My Creative and Budget Friendly Toolbox List

Creative Tool ListFirst of all I am not an artistically creative person.  However I do aspire to be one, at least, in the digital world. And not being a creative in art, but loving the idea of doing it, has always made it hard for me to justify the cost of the tooling for “dabbling” in that world. Recently I have discovered several tools that are either free or have a very lost cost of entry, at least in the dollar sense. So if you are a creative person who would like to get into digital art but can’t afford tools like the Adobe Suite. Here is my creative and budget friendly toolbox list with a brief description of that the tool will help you get done.
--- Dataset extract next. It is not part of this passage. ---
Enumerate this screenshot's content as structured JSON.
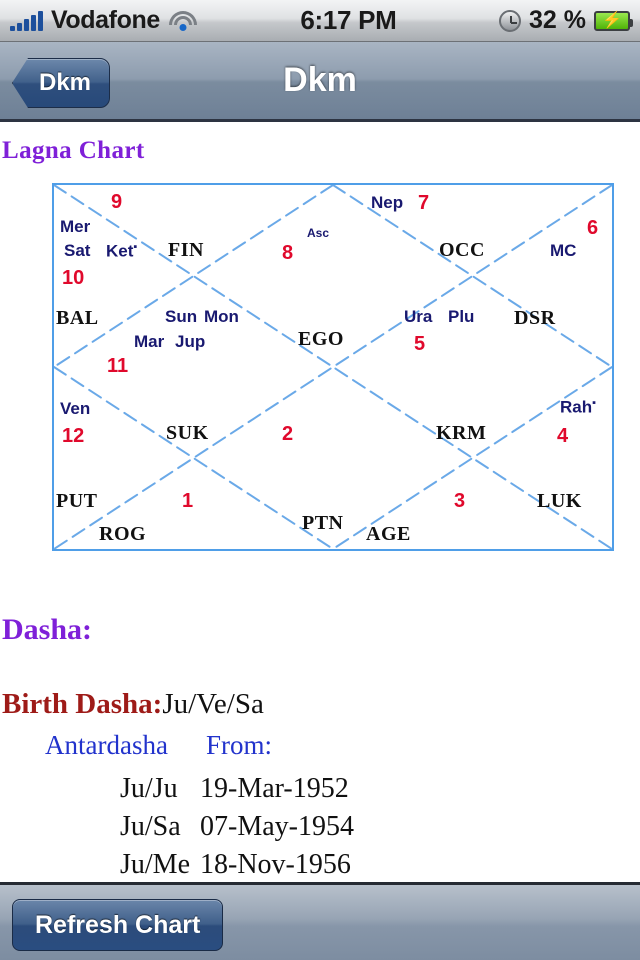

  • Davinci Resolve A professional quality video and sound editor. There is a free version available, which contains a ton of great features and is probably enough for most people who are just getting started in digital creative.
  •  Davinci Fusion A program for creating visual effects, 3D, VR and other motion graphics. Free and pay versions are available.
  • Blender A free and open source 3D creation suite. It supports the entirety of the 3D pipeline—modeling, rigging, animation, simulation, rendering, compositing and motion tracking, even video editing and game creation.
  • Unity A cross-platform game engine used to develop video games for PC, consoles, mobile devices and websites. See the Unity 3d site for use restrictions but at the time of this post it is free if you company makes less then 100K in annual gross revenue.
  • Snagit A lightweight tool for capturing screen shots and doing screen casting. It is not free but the cost is very reasonable.
  • Visual Studio A tool for building desktop applications, websites, and mobile applications that run on all the major platforms. There is a community version that is free for small teams.
  • VS Code is a streamlined (cross platform) code editor with support for development operations like debugging, task running and version control. It aims to provide just the tools a developer needs for a quick code-build-debug cycle and leaves more complex workflows to fuller featured IDEs.
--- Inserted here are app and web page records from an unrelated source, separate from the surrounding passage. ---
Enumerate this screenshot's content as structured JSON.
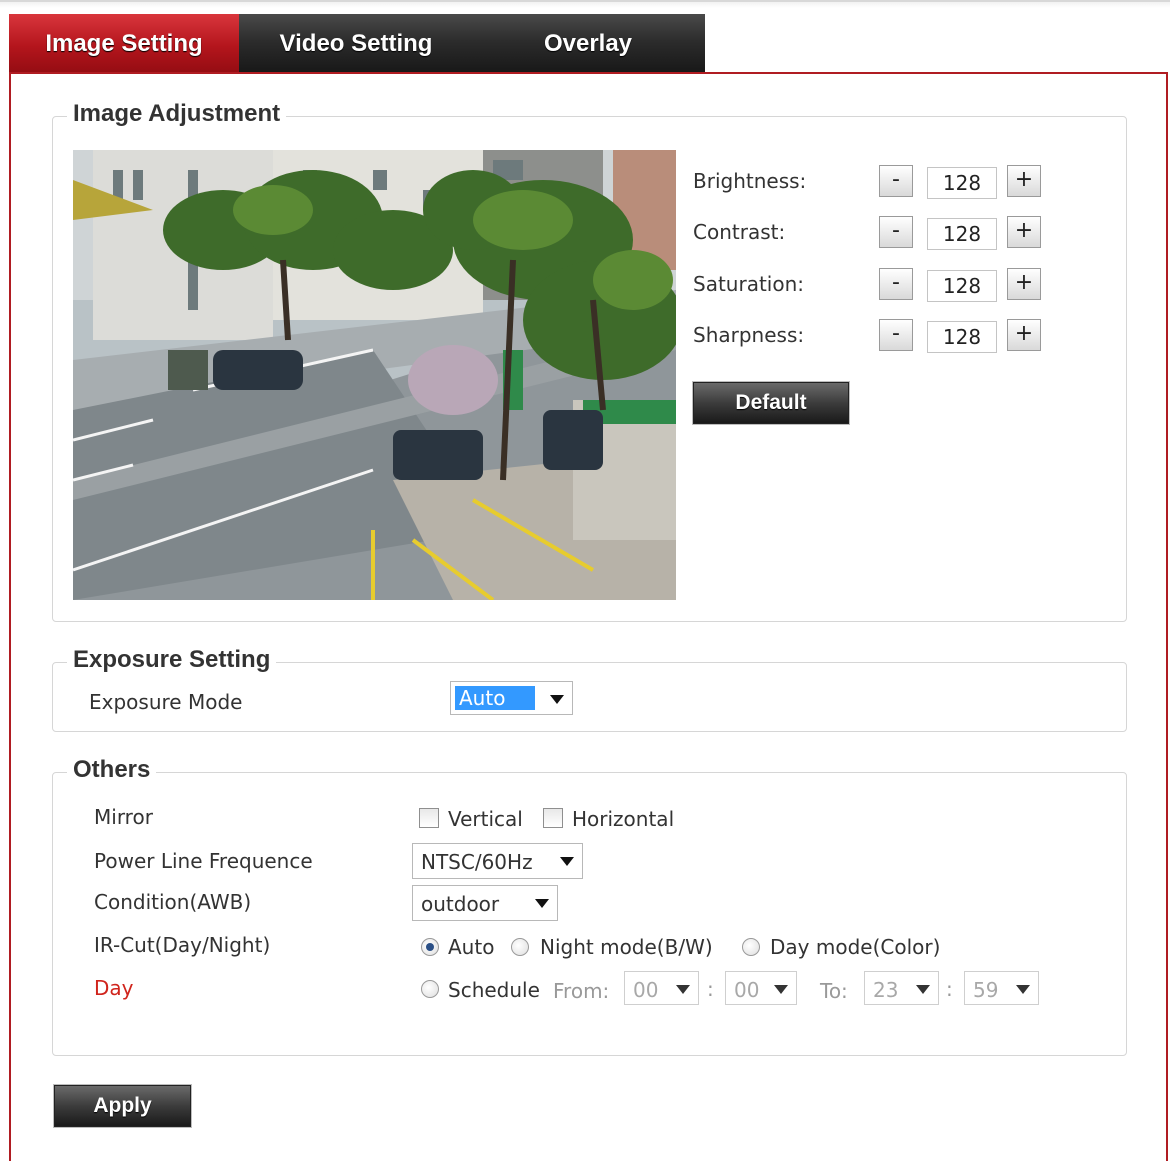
{
  "tabs": [
    {
      "label": "Image Setting",
      "active": true
    },
    {
      "label": "Video Setting",
      "active": false
    },
    {
      "label": "Overlay",
      "active": false
    }
  ],
  "image_adjustment": {
    "legend": "Image Adjustment",
    "rows": [
      {
        "label": "Brightness:",
        "value": "128",
        "minus": "-",
        "plus": "+"
      },
      {
        "label": "Contrast:",
        "value": "128",
        "minus": "-",
        "plus": "+"
      },
      {
        "label": "Saturation:",
        "value": "128",
        "minus": "-",
        "plus": "+"
      },
      {
        "label": "Sharpness:",
        "value": "128",
        "minus": "-",
        "plus": "+"
      }
    ],
    "default_label": "Default"
  },
  "exposure": {
    "legend": "Exposure Setting",
    "mode_label": "Exposure Mode",
    "mode_value": "Auto"
  },
  "others": {
    "legend": "Others",
    "mirror_label": "Mirror",
    "mirror_vertical": "Vertical",
    "mirror_horizontal": "Horizontal",
    "power_label": "Power Line Frequence",
    "power_value": "NTSC/60Hz",
    "awb_label": "Condition(AWB)",
    "awb_value": "outdoor",
    "ircut_label": "IR-Cut(Day/Night)",
    "ircut_auto": "Auto",
    "ircut_night": "Night mode(B/W)",
    "ircut_day": "Day mode(Color)",
    "ircut_selected": "Auto",
    "day_label": "Day",
    "schedule_label": "Schedule",
    "from_label": "From:",
    "to_label": "To:",
    "colon": ":",
    "from_hour": "00",
    "from_min": "00",
    "to_hour": "23",
    "to_min": "59"
  },
  "apply_label": "Apply",
  "colors": {
    "accent_red": "#b01c22",
    "tab_dark": "#2c2c2c",
    "day_label": "#d0241c",
    "selection": "#3399ff"
  }
}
Edit 10/27/2017: A couple of days after I put this post up I was made aware of three more open source creative applications (for people on a budget). I haven’t used any of these three, yet, so I won’t comment on them but they do look like a good fit for this list.

  • Gimp is an acronym for GNU Image Manipulation Program. It is a freely distributed program for such tasks as photo retouching, image composition and image authoring.
  • Inkscape is a professional quality vector graphics software. It is used by design professionals and hobbyists worldwide, for creating a wide variety of graphics such as illustrations, icons, logos, diagrams, maps and web graphics.
  • Scribus is an open source page layout application with professional desktop publishing features.

Edit 11/6/2017 One more to add. It is an audio editor that I haven’t had a chance to use yet but a good friend of mine uses it all the time to edit audio files.

  • Audacity is a free, open source, cross-platform audio software for multi-track recording and editing.

All of these with the exception of Snagit can be overwhelming for people who are just getting started. So if you are someone who would like to collaborate on these tools and the type of projects that you can do with them. Please contact me. I would love to create a community of digital creative types (especially but not necessarily around the South West Michigan area). A Creative Tool User Group, so to speak.

Buck Hicks

C#, WPF & SQL Developer from Three Rivers, MI

1 Comment

Leave a Comment

Your email address will not be published. Required fields are marked *